Activity
Please copy every line of the data in which the string "icon" appears.

Items from a data source
--- START ---

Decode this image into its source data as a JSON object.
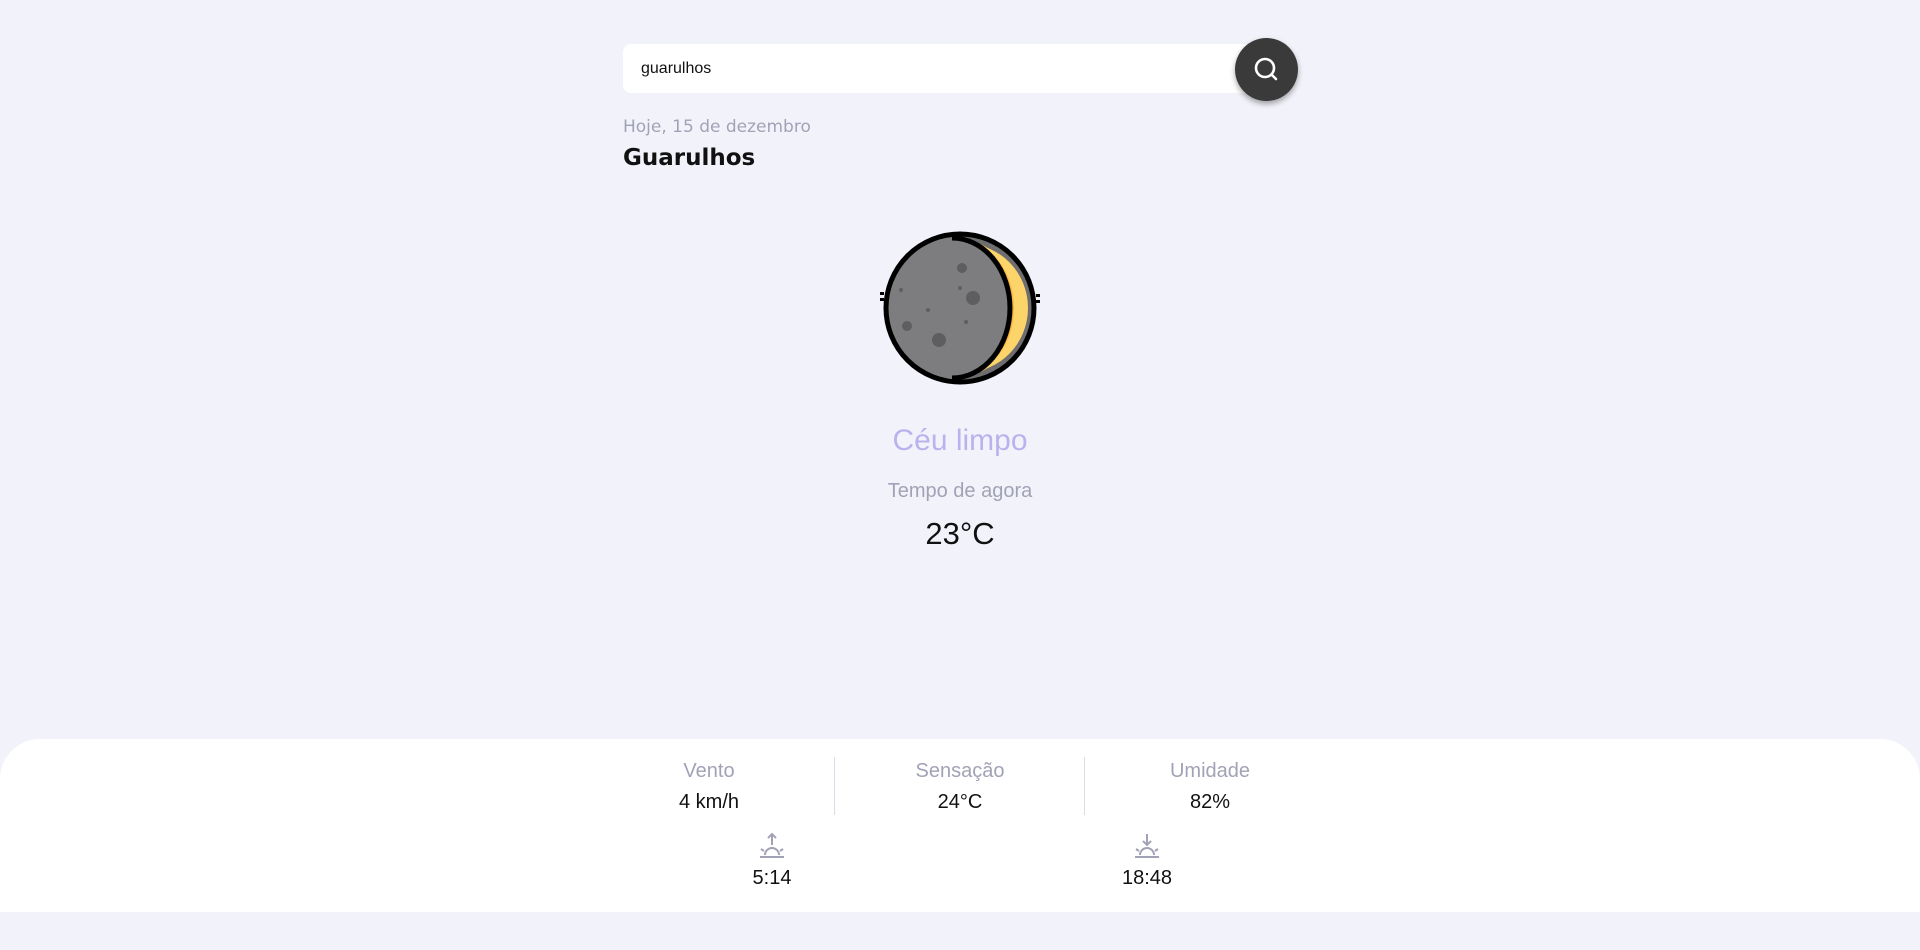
{
  "search": {
    "value": "guarulhos",
    "icon": "search-icon"
  },
  "location": {
    "date": "Hoje, 15 de dezembro",
    "city": "Guarulhos"
  },
  "current": {
    "icon": "crescent-moon-icon",
    "condition": "Céu limpo",
    "label": "Tempo de agora",
    "temperature": "23°C"
  },
  "details": {
    "wind": {
      "label": "Vento",
      "value": "4 km/h"
    },
    "feels_like": {
      "label": "Sensação",
      "value": "24°C"
    },
    "humidity": {
      "label": "Umidade",
      "value": "82%"
    },
    "sunrise": {
      "icon": "sunrise-icon",
      "time": "5:14"
    },
    "sunset": {
      "icon": "sunset-icon",
      "time": "18:48"
    }
  },
  "colors": {
    "background": "#f2f3fa",
    "condition": "#b9b2ee",
    "muted_text": "#a2a2b6",
    "search_button": "#3a3a3a",
    "moon_crescent": "#f7b73a",
    "moon_body": "#7a7a7a"
  }
}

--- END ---

Output of the exercise
    "icon": "search-icon"
    "icon": "crescent-moon-icon",
      "icon": "sunrise-icon",
      "icon": "sunset-icon",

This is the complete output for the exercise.